Dataset records:
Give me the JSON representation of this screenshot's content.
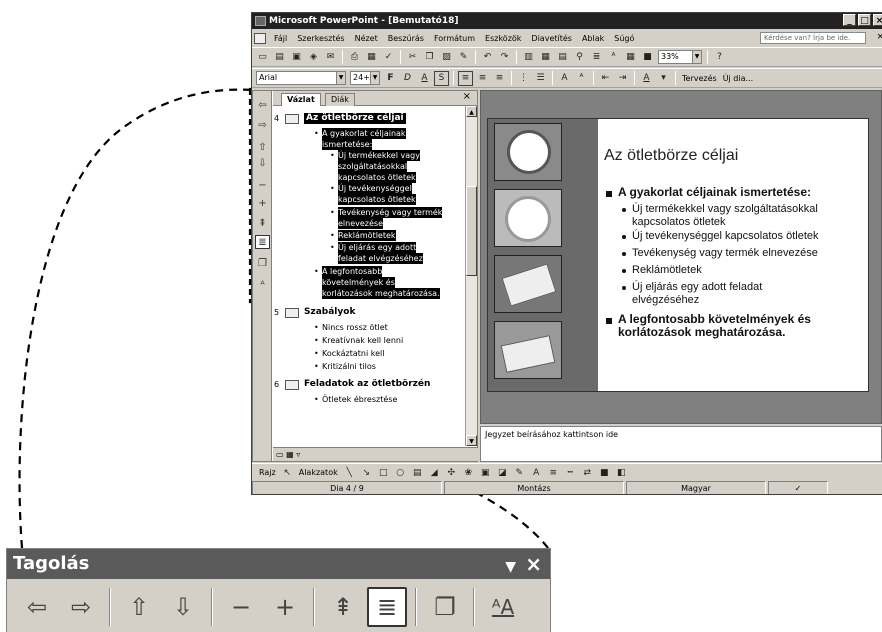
{
  "window": {
    "title": "Microsoft PowerPoint - [Bemutató18]",
    "controls": [
      "_",
      "□",
      "×"
    ]
  },
  "menu": {
    "items": [
      "Fájl",
      "Szerkesztés",
      "Nézet",
      "Beszúrás",
      "Formátum",
      "Eszközök",
      "Diavetítés",
      "Ablak",
      "Súgó"
    ],
    "help_placeholder": "Kérdése van? Írja be ide.",
    "doc_close": "×"
  },
  "toolbar1": {
    "zoom": "33%",
    "help_icon": "?"
  },
  "toolbar2": {
    "font": "Arial",
    "size": "24+",
    "bold": "F",
    "italic": "D",
    "underline": "A",
    "shadow": "S",
    "design": "Tervezés",
    "new_slide": "Új dia..."
  },
  "outline_pane": {
    "tabs": [
      "Vázlat",
      "Diák"
    ],
    "close": "×",
    "slides": [
      {
        "num": "4",
        "title": "Az ötletbörze céljai",
        "lines": [
          "A gyakorlat céljainak",
          "ismertetése:",
          "Új termékekkel vagy",
          "szolgáltatásokkal",
          "kapcsolatos ötletek",
          "Új tevékenységgel",
          "kapcsolatos ötletek",
          "Tevékenység vagy termék",
          "elnevezése",
          "Reklámötletek",
          "Új eljárás egy adott",
          "feladat elvégzéséhez",
          "A legfontosabb",
          "követelmények és",
          "korlátozások meghatározása."
        ]
      },
      {
        "num": "5",
        "title": "Szabályok",
        "lines": [
          "Nincs rossz ötlet",
          "Kreatívnak kell lenni",
          "Kockáztatni kell",
          "Kritizálni tilos"
        ]
      },
      {
        "num": "6",
        "title": "Feladatok az ötletbörzén",
        "lines": [
          "Ötletek ébresztése"
        ]
      }
    ]
  },
  "slide": {
    "title": "Az ötletbörze céljai",
    "bullets": [
      {
        "level": 1,
        "text": "A gyakorlat céljainak ismertetése:"
      },
      {
        "level": 2,
        "text": "Új termékekkel vagy szolgáltatásokkal\nkapcsolatos ötletek"
      },
      {
        "level": 2,
        "text": "Új tevékenységgel kapcsolatos ötletek"
      },
      {
        "level": 2,
        "text": "Tevékenység vagy termék elnevezése"
      },
      {
        "level": 2,
        "text": "Reklámötletek"
      },
      {
        "level": 2,
        "text": "Új eljárás egy adott feladat\nelvégzéséhez"
      },
      {
        "level": 1,
        "text": "A legfontosabb követelmények és\nkorlátozások meghatározása."
      }
    ]
  },
  "notes": {
    "placeholder": "Jegyzet beírásához kattintson ide"
  },
  "drawing_bar": {
    "draw": "Rajz",
    "autoshapes": "Alakzatok"
  },
  "status": {
    "slide": "Dia 4 / 9",
    "design": "Montázs",
    "language": "Magyar"
  },
  "tagolas": {
    "title": "Tagolás",
    "menu": "▼",
    "close": "×",
    "buttons": [
      "Előléptetés",
      "Lefokozás",
      "Feljebb",
      "Lejjebb",
      "Összecsukás",
      "Kibontás",
      "Összes összecsukása",
      "Összes kibontása",
      "Összefoglaló dia",
      "Formázás megjelenítése"
    ]
  }
}
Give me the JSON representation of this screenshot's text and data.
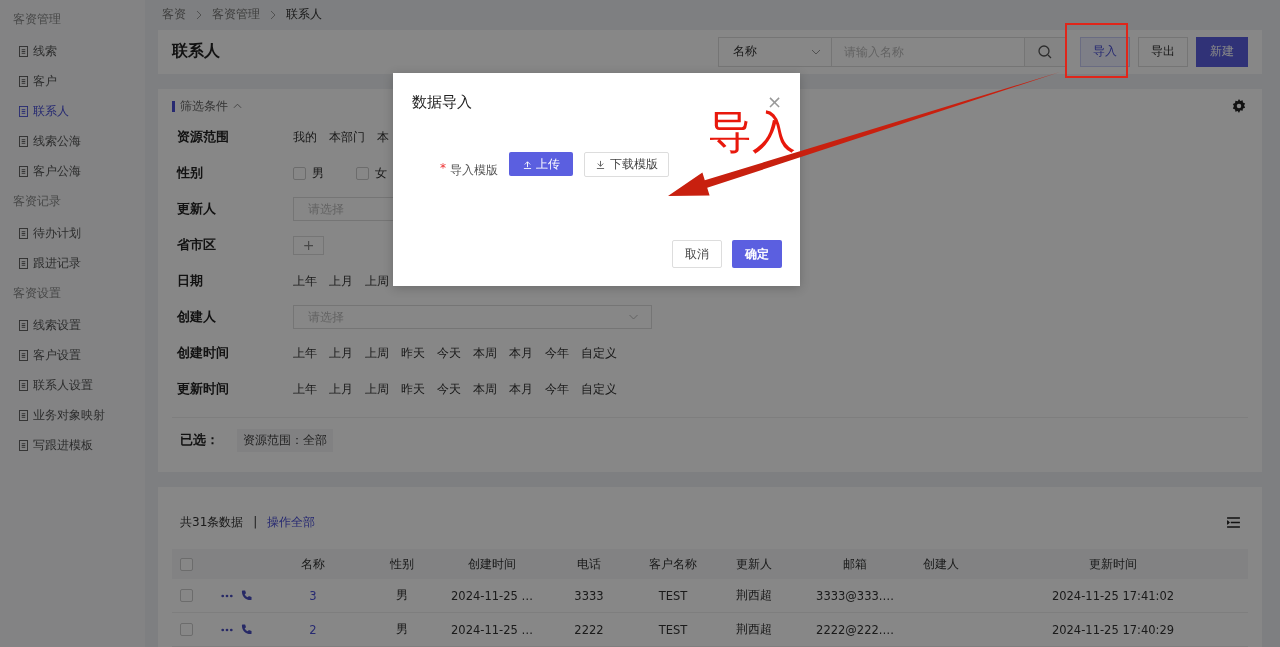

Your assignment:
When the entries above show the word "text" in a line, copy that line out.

Solution for this exercise:
        "text": "A gyakorlat céljainak ismertetése:"
        "text": "Új termékekkel vagy szolgáltatásokkal\nkapcsolatos ötletek"
        "text": "Új tevékenységgel kapcsolatos ötletek"
        "text": "Tevékenység vagy termék elnevezése"
        "text": "Reklámötletek"
        "text": "Új eljárás egy adott feladat\nelvégzéséhez"
        "text": "A legfontosabb követelmények és\nkorlátozások meghatározása."
Give me the JSON representation of this screenshot's text and data.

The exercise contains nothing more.